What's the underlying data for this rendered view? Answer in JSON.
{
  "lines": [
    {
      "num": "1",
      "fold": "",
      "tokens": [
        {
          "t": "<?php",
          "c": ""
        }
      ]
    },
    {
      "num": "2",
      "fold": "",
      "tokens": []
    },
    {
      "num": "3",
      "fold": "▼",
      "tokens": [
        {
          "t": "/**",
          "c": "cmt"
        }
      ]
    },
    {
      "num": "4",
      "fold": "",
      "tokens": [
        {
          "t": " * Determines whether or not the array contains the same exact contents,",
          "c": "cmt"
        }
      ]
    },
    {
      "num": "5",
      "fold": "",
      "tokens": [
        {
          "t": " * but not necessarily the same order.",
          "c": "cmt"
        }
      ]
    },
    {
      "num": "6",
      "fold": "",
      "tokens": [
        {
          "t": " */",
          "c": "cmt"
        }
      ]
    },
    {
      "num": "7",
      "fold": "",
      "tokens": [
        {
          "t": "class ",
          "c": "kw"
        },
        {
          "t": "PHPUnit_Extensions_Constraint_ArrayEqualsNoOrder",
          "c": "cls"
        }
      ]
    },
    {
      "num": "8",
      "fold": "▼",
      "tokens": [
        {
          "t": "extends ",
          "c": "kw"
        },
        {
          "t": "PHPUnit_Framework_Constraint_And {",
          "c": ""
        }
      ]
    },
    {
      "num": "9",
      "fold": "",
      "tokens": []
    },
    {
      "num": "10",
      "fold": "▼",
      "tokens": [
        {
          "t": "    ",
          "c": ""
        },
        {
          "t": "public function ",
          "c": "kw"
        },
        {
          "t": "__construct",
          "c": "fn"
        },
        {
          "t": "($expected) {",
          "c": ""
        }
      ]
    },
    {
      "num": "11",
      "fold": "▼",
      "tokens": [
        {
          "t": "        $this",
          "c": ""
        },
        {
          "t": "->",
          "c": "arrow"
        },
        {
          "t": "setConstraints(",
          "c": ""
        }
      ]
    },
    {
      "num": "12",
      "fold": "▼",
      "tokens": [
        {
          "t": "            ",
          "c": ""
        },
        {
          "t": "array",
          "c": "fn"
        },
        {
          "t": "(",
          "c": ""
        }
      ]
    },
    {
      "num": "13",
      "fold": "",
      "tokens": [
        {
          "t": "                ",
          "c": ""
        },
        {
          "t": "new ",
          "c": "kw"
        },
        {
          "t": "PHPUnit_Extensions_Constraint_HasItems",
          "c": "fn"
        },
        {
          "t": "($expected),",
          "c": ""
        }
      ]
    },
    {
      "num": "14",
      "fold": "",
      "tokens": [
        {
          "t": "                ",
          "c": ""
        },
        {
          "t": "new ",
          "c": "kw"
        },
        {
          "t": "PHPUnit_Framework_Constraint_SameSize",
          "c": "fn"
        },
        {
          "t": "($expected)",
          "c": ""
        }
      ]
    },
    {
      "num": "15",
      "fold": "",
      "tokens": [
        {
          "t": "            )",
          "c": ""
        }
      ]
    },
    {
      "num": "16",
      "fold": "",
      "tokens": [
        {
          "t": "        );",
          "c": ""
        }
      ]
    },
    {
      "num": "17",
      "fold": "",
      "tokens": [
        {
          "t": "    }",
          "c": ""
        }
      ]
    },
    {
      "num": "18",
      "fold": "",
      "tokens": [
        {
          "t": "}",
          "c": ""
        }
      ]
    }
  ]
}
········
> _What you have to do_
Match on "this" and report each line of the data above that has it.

> _Finished task_
What's the underlying data for this rendered view? Answer in JSON.
          "t": "        $this",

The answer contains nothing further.